The right and obligation to protect national and EU external borders is not incompatible with the commitment to uphold international humanitarian law, the Assembly said today. Regrettably, the parliamentarians said, “dysfunctional status determination procedures do not allow for quick distinctions between people in real need of international protection and irregular migrants”.

Adopting a resolution based the report prepared by Ian Liddell-Grainger (United Kingdom, EC), the Assembly said “it is of crucial importance to strengthen the existing legal and policy framework at the national and European level with a view to ensuring efficiency of the asylum system”. It said the EU member States and institutions should explore “possibilities for better identifying people in need of international protection and organising external processing of asylum applications”.

The parliamentarians called on member States "to engage in a meaningful dialogue" involving the UNHCR and other international stakeholders on the interpretation of legal provisions of the 1951 UN Convention relating to the Status of Refugees, including the criteria for qualifying for status, as well as on the issue of definition of a third safe country.

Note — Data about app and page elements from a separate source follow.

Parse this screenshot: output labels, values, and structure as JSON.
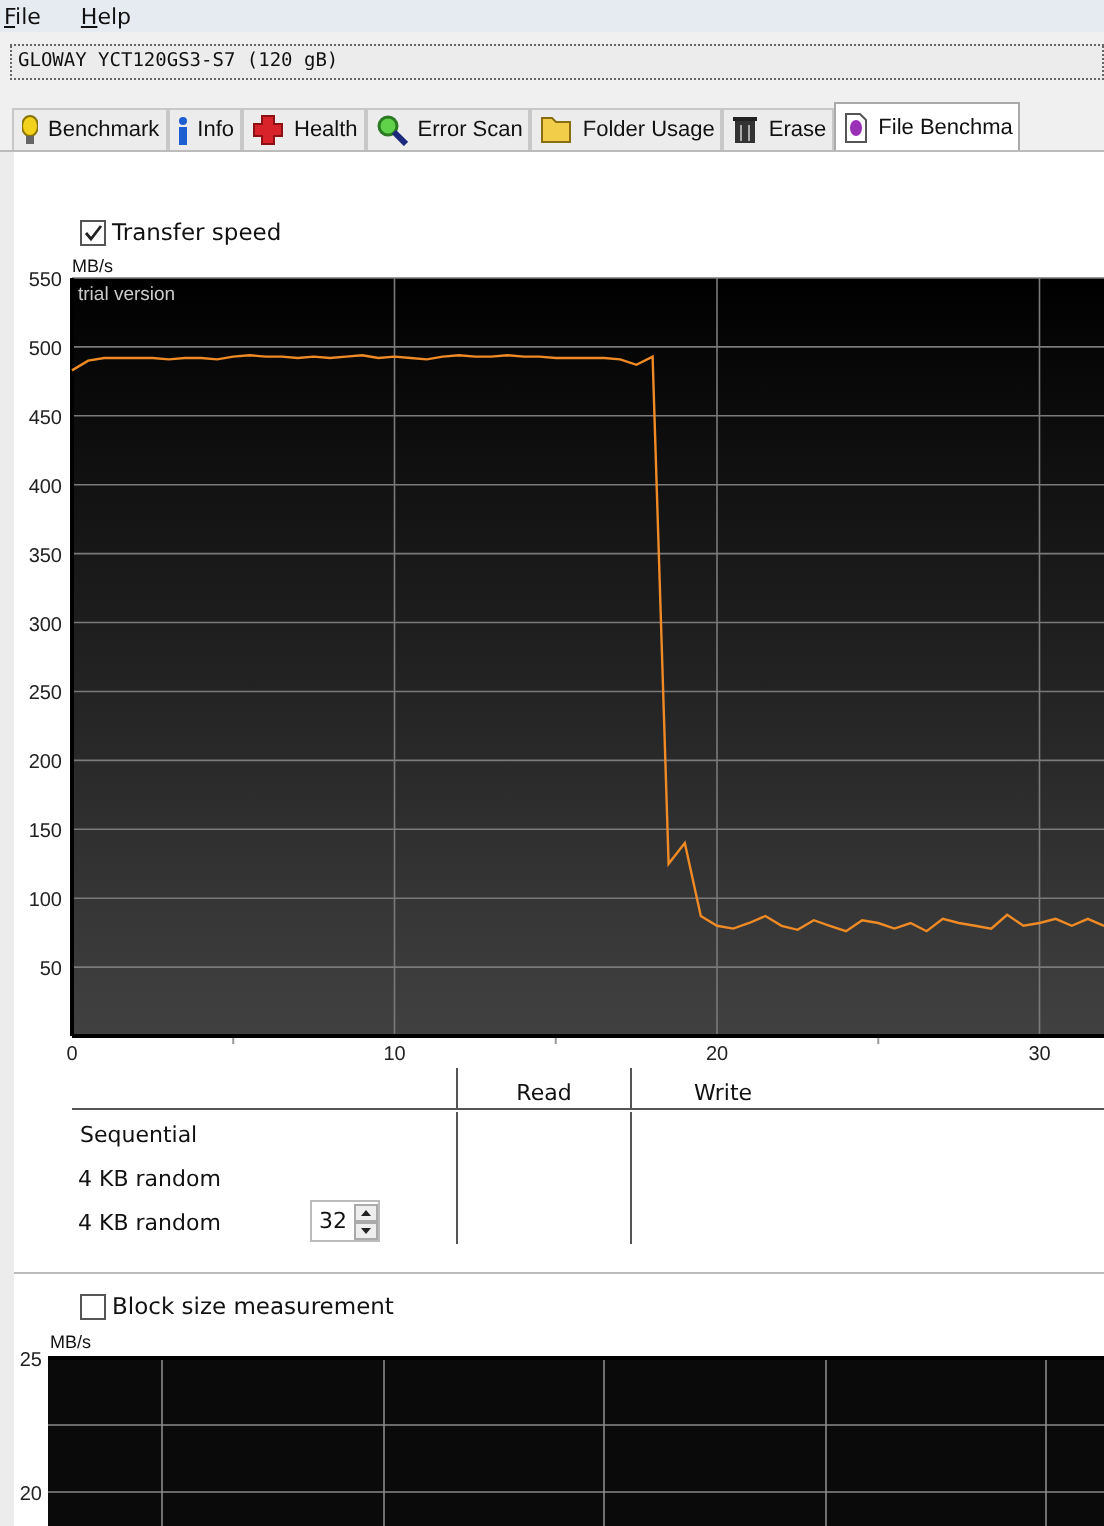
{
  "menu": [
    {
      "label": "File"
    },
    {
      "label": "Help"
    }
  ],
  "drive": {
    "value": "GLOWAY YCT120GS3-S7 (120 gB)"
  },
  "tabs": [
    {
      "label": "Benchmark",
      "selected": false
    },
    {
      "label": "Info",
      "selected": false
    },
    {
      "label": "Health",
      "selected": false
    },
    {
      "label": "Error Scan",
      "selected": false
    },
    {
      "label": "Folder Usage",
      "selected": false
    },
    {
      "label": "Erase",
      "selected": false
    },
    {
      "label": "File Benchma",
      "selected": true
    }
  ],
  "transfer_speed": {
    "label": "Transfer speed",
    "checked": true,
    "chart_data": {
      "type": "line",
      "grid": true,
      "ylabel": "MB/s",
      "xlim": [
        0,
        32
      ],
      "ylim": [
        0,
        550
      ],
      "xticks": [
        0,
        10,
        20,
        30
      ],
      "yticks": [
        50,
        100,
        150,
        200,
        250,
        300,
        350,
        400,
        450,
        500,
        550
      ],
      "annotations": [
        "trial version"
      ],
      "x": [
        0,
        0.5,
        1,
        1.5,
        2,
        2.5,
        3,
        3.5,
        4,
        4.5,
        5,
        5.5,
        6,
        6.5,
        7,
        7.5,
        8,
        8.5,
        9,
        9.5,
        10,
        10.5,
        11,
        11.5,
        12,
        12.5,
        13,
        13.5,
        14,
        14.5,
        15,
        15.5,
        16,
        16.5,
        17,
        17.5,
        18,
        18.5,
        19,
        19.5,
        20,
        20.5,
        21,
        21.5,
        22,
        22.5,
        23,
        23.5,
        24,
        24.5,
        25,
        25.5,
        26,
        26.5,
        27,
        27.5,
        28,
        28.5,
        29,
        29.5,
        30,
        30.5,
        31,
        31.5,
        32
      ],
      "series": [
        {
          "color": "#f08a24",
          "values": [
            483,
            490,
            492,
            492,
            492,
            492,
            491,
            492,
            492,
            491,
            493,
            494,
            493,
            493,
            492,
            493,
            492,
            493,
            494,
            492,
            493,
            492,
            491,
            493,
            494,
            493,
            493,
            494,
            493,
            493,
            492,
            492,
            492,
            492,
            491,
            487,
            493,
            125,
            140,
            87,
            80,
            78,
            82,
            87,
            80,
            77,
            84,
            80,
            76,
            84,
            82,
            78,
            82,
            76,
            85,
            82,
            80,
            78,
            88,
            80,
            82,
            85,
            80,
            85,
            80
          ]
        }
      ]
    }
  },
  "results": {
    "columns": [
      "Read",
      "Write"
    ],
    "rows": [
      {
        "label": "Sequential",
        "kind": "plain"
      },
      {
        "label": "4 KB random",
        "kind": "plain"
      },
      {
        "label": "4 KB random",
        "kind": "spinner",
        "value": "32"
      }
    ]
  },
  "block_size": {
    "label": "Block size measurement",
    "checked": false,
    "ylabel": "MB/s",
    "yticks": [
      "25",
      "20"
    ]
  }
}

Governments, they said, should step up efforts to find a constructive solution concerning more negotiated responsibility sharing with a view to fully implementing the European Council’s decisions of July 2015 with regard to relocation and resettlement of refugees, the resolution underlines. They should also explore possibilities for increasing legal channels for migration, including enhanced resettlement and admission for humanitarian reasons, as well as family reunification with a view to putting a halt to illegal migration, as well as reflect on the emerging challenges faced by integration policies, including threats for security and radicalisation, the text concludes.